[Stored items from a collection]
• • • • •

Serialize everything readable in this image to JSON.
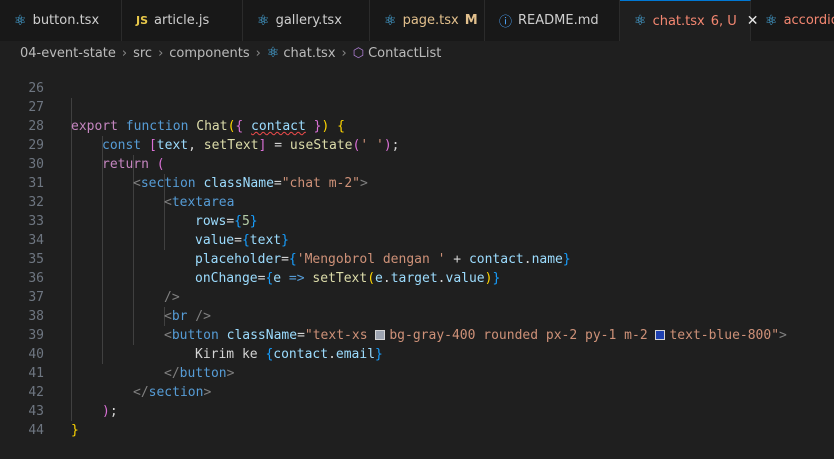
{
  "tabs": [
    {
      "icon": "react-icon",
      "label": "button.tsx",
      "badge": ""
    },
    {
      "icon": "js-icon",
      "label": "article.js",
      "badge": ""
    },
    {
      "icon": "react-icon",
      "label": "gallery.tsx",
      "badge": ""
    },
    {
      "icon": "react-icon",
      "label": "page.tsx",
      "badge": "M"
    },
    {
      "icon": "info-icon",
      "label": "README.md",
      "badge": ""
    },
    {
      "icon": "react-icon",
      "label": "chat.tsx",
      "badge": "6, U"
    },
    {
      "icon": "react-icon",
      "label": "accordion",
      "badge": ""
    }
  ],
  "breadcrumb": [
    "04-event-state",
    "src",
    "components",
    "chat.tsx",
    "ContactList"
  ],
  "swatches": {
    "gray400": "#9ca3af",
    "blue800": "#1e40af"
  },
  "lines": {
    "l26": {
      "n": "26"
    },
    "l27": {
      "n": "27",
      "t1": "export",
      "t2": "function",
      "t3": "Chat",
      "t4": "(",
      "t5": "{",
      "t6": "contact",
      "t7": "}",
      "t8": ")",
      "t9": "{"
    },
    "l28": {
      "n": "28",
      "t1": "const",
      "t2": "[",
      "t3": "text",
      "t4": ",",
      "t5": "setText",
      "t6": "]",
      "t7": "=",
      "t8": "useState",
      "t9": "(",
      "t10": "' '",
      "t11": ")",
      "t12": ";"
    },
    "l29": {
      "n": "29",
      "t1": "return",
      "t2": "("
    },
    "l30": {
      "n": "30",
      "t1": "<",
      "t2": "section",
      "t3": "className",
      "t4": "=",
      "t5": "\"chat m-2\"",
      "t6": ">"
    },
    "l31": {
      "n": "31",
      "t1": "<",
      "t2": "textarea"
    },
    "l32": {
      "n": "32",
      "t1": "rows",
      "t2": "=",
      "t3": "{",
      "t4": "5",
      "t5": "}"
    },
    "l33": {
      "n": "33",
      "t1": "value",
      "t2": "=",
      "t3": "{",
      "t4": "text",
      "t5": "}"
    },
    "l34": {
      "n": "34",
      "t1": "placeholder",
      "t2": "=",
      "t3": "{",
      "t4": "'Mengobrol dengan '",
      "t5": " + ",
      "t6": "contact",
      "t7": ".",
      "t8": "name",
      "t9": "}"
    },
    "l35": {
      "n": "35",
      "t1": "onChange",
      "t2": "=",
      "t3": "{",
      "t4": "e",
      "t5": " => ",
      "t6": "setText",
      "t7": "(",
      "t8": "e",
      "t9": ".",
      "t10": "target",
      "t11": ".",
      "t12": "value",
      "t13": ")",
      "t14": "}"
    },
    "l36": {
      "n": "36",
      "t1": "/>"
    },
    "l37": {
      "n": "37",
      "t1": "<",
      "t2": "br",
      "t3": " />"
    },
    "l38": {
      "n": "38",
      "t1": "<",
      "t2": "button",
      "t3": "className",
      "t4": "=",
      "t5": "\"text-xs ",
      "t6": "bg-gray-400 rounded px-2 py-1 m-2 ",
      "t7": "text-blue-800\"",
      "t8": ">"
    },
    "l39": {
      "n": "39",
      "t1": "Kirim ke ",
      "t2": "{",
      "t3": "contact",
      "t4": ".",
      "t5": "email",
      "t6": "}"
    },
    "l40": {
      "n": "40",
      "t1": "</",
      "t2": "button",
      "t3": ">"
    },
    "l41": {
      "n": "41",
      "t1": "</",
      "t2": "section",
      "t3": ">"
    },
    "l42": {
      "n": "42",
      "t1": ")",
      "t2": ";"
    },
    "l43": {
      "n": "43",
      "t1": "}"
    },
    "l44": {
      "n": "44"
    }
  }
}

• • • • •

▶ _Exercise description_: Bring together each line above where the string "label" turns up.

▶ _Answer to the exercise_:
      "label": "button.tsx",
      "label": "article.js",
      "label": "gallery.tsx",
      "label": "page.tsx",
      "label": "README.md",
      "label": "chat.tsx",
      "label": "accordion",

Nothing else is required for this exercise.